What needs to be done: Write all of the entries out again exactly, but not the images.

Entries from a dataset of interfaces:
_ _ _ _ _

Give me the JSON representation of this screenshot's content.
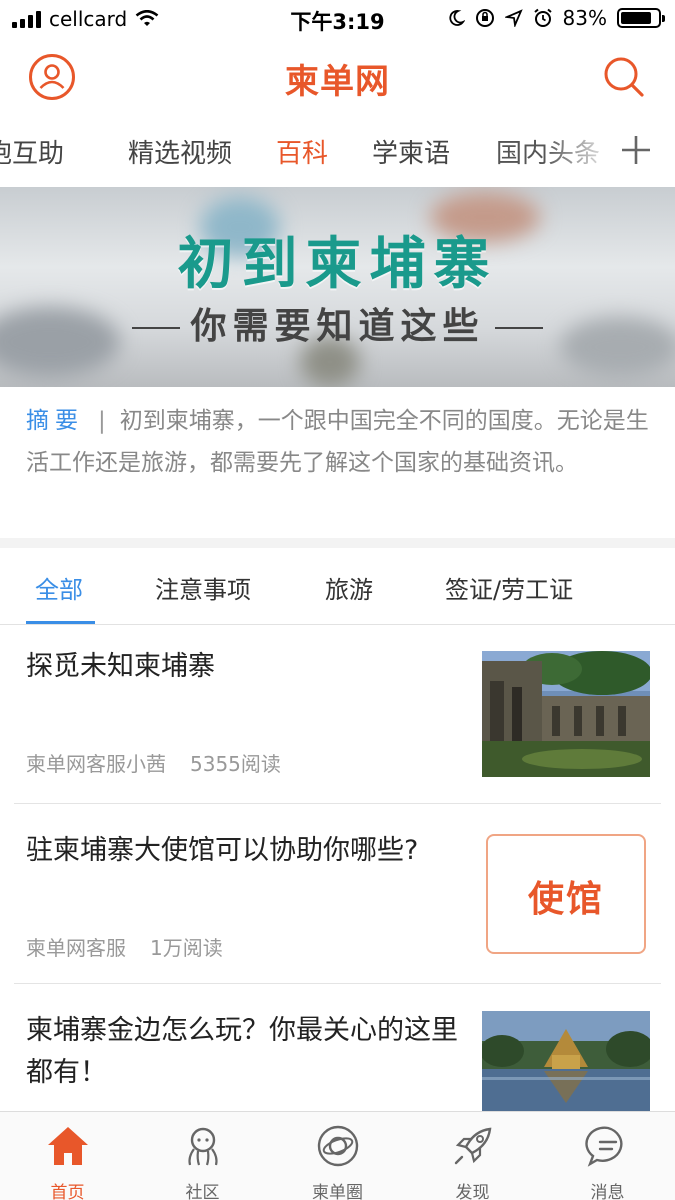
{
  "status_bar": {
    "carrier": "cellcard",
    "time": "下午3:19",
    "battery": "83%",
    "battery_level": 0.83
  },
  "header": {
    "logo": "柬单网",
    "avatar_icon": "user-icon",
    "search_icon": "search-icon"
  },
  "channels": {
    "items": [
      "胞互助",
      "精选视频",
      "百科",
      "学柬语",
      "国内头条"
    ],
    "active": "百科",
    "add_icon": "plus-icon"
  },
  "banner": {
    "title": "初到柬埔寨",
    "subtitle": "你需要知道这些"
  },
  "summary": {
    "tag": "摘要",
    "separator": "|",
    "text": "初到柬埔寨，一个跟中国完全不同的国度。无论是生活工作还是旅游，都需要先了解这个国家的基础资讯。"
  },
  "subtabs": {
    "items": [
      "全部",
      "注意事项",
      "旅游",
      "签证/劳工证"
    ],
    "active": "全部"
  },
  "articles": [
    {
      "title": "探觅未知柬埔寨",
      "author": "柬单网客服小茜",
      "reads": "5355阅读"
    },
    {
      "title": "驻柬埔寨大使馆可以协助你哪些?",
      "author": "柬单网客服",
      "reads": "1万阅读",
      "thumb_text": "使馆"
    },
    {
      "title": "柬埔寨金边怎么玩？你最关心的这里都有！"
    }
  ],
  "tabbar": {
    "items": [
      {
        "label": "首页",
        "icon": "home-icon",
        "active": true
      },
      {
        "label": "社区",
        "icon": "community-icon"
      },
      {
        "label": "柬单圈",
        "icon": "planet-icon"
      },
      {
        "label": "发现",
        "icon": "rocket-icon"
      },
      {
        "label": "消息",
        "icon": "message-icon"
      }
    ]
  },
  "colors": {
    "brand": "#e8572a",
    "accent": "#3a8ee6",
    "banner_title": "#1a9a8c"
  }
}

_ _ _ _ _

Written reply:
Give me the JSON representation of this screenshot's content.
{
  "status_bar": {
    "carrier": "cellcard",
    "time": "下午3:19",
    "battery": "83%",
    "battery_level": 0.83
  },
  "header": {
    "logo": "柬单网",
    "avatar_icon": "user-icon",
    "search_icon": "search-icon"
  },
  "channels": {
    "items": [
      "胞互助",
      "精选视频",
      "百科",
      "学柬语",
      "国内头条"
    ],
    "active": "百科",
    "add_icon": "plus-icon"
  },
  "banner": {
    "title": "初到柬埔寨",
    "subtitle": "你需要知道这些"
  },
  "summary": {
    "tag": "摘要",
    "separator": "|",
    "text": "初到柬埔寨，一个跟中国完全不同的国度。无论是生活工作还是旅游，都需要先了解这个国家的基础资讯。"
  },
  "subtabs": {
    "items": [
      "全部",
      "注意事项",
      "旅游",
      "签证/劳工证"
    ],
    "active": "全部"
  },
  "articles": [
    {
      "title": "探觅未知柬埔寨",
      "author": "柬单网客服小茜",
      "reads": "5355阅读"
    },
    {
      "title": "驻柬埔寨大使馆可以协助你哪些?",
      "author": "柬单网客服",
      "reads": "1万阅读",
      "thumb_text": "使馆"
    },
    {
      "title": "柬埔寨金边怎么玩？你最关心的这里都有！"
    }
  ],
  "tabbar": {
    "items": [
      {
        "label": "首页",
        "icon": "home-icon",
        "active": true
      },
      {
        "label": "社区",
        "icon": "community-icon"
      },
      {
        "label": "柬单圈",
        "icon": "planet-icon"
      },
      {
        "label": "发现",
        "icon": "rocket-icon"
      },
      {
        "label": "消息",
        "icon": "message-icon"
      }
    ]
  },
  "colors": {
    "brand": "#e8572a",
    "accent": "#3a8ee6",
    "banner_title": "#1a9a8c"
  }
}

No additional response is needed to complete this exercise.